In the context of the SharePoint Framework, Node.js is used only as runtime for the developer tools and is not used in production. This is why you don't always have to use its latest version and it's not bad to go back a few versions. Using NVM and separate Node.js versions to isolate the SharePoint Framework generator is convenient with little overhead of managing global packages in each version of Node.js. By adding aliases to specific Node.js versions installed with NVM you can make it easier to know which version corresponds to which project.
Install the SPFx generator locally
In contrary to what the guidance says, in this option, you install the SharePoint Framework Yeoman generator locally in the project. After creating the project, you add the SPFx generator to the list of dev dependencies in your project. The next time you retrieve the project from the source control and run
npm install to restore its dependencies, the specific version of the SPFx generator will be restored along with other dependencies giving you a complete set of tools required to work on that project.
There are a few things that you should keep in mind if you want to use this approach.
Yeoman and its generators can be installed locally
For a while it's been unclear whether Yeoman and its generators are meant to be used locally or not. Recently, Simon Boudrias, who is working on Yeoman, confirmed that Yeoman runs locally just fine.
We do, like any other tool you're using on npm.— Simon Boudrias (@Vaxilart) July 18, 2017
Install SharePoint Framework Yeoman generator only locally
If you have a version of the SharePoint Framework Yeoman generator installed globally, that version will take precedence of any version installed locally in your project. While you can have Yeoman installed globally, the SPFx generator should be installed only locally in your projects.
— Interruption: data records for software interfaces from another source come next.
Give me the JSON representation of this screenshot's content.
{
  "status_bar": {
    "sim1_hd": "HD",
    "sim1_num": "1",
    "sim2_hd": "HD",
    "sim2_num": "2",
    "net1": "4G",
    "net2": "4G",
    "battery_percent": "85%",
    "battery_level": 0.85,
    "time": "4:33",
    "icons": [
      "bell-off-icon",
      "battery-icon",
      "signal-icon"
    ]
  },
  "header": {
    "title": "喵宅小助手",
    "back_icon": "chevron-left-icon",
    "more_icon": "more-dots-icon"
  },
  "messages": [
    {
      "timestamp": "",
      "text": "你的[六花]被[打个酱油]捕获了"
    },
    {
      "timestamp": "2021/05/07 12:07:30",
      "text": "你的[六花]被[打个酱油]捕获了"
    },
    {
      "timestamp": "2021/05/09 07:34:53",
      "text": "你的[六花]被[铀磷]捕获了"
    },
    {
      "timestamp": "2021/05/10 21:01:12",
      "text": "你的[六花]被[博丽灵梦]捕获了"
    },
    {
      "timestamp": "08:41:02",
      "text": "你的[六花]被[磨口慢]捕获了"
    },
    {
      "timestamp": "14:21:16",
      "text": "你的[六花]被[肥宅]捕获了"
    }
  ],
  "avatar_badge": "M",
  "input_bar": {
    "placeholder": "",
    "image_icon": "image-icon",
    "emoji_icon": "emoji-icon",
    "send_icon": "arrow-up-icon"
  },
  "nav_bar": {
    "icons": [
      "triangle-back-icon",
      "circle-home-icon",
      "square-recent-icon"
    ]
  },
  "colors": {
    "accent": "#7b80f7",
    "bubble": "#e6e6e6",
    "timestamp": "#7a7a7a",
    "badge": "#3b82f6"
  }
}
Add the SPFx generator to your dev dependencies
After scaffolding a project using the SPFx generator, you have to re-install the SPFx generator to add it to the dev dependencies in your project (run
npm i @microsoft/generator-sharepoint -D). The SPFx generator currently overwrites the contents of the
project.json losing the reference to your SPFx generator dependency. If you forget to do this, when you restore your project's dependencies, the SPFx generator will not be among them and you won't be able to add new artifacts to your project.
Lock dependencies versions
Don't forget to lock the versions of your dependencies using npm shrinkwrap or other lock file. Without this, it will be all for nothing and when restoring dependencies, you could still pull in a newer version of the generator than the one you used originally.
Despite its caveats, installing the SPFx generator locally as a project dependency is by far my preferred option of keeping the version of the SPFx generator in sync with the created project. Storing the generator as a dev dependency in the project is intuitive and requires little overhead. When restoring project dependencies you automatically get the right version of the generator without having to manually retrieving a correct image or a VM.
Which option are you going to use in your next project?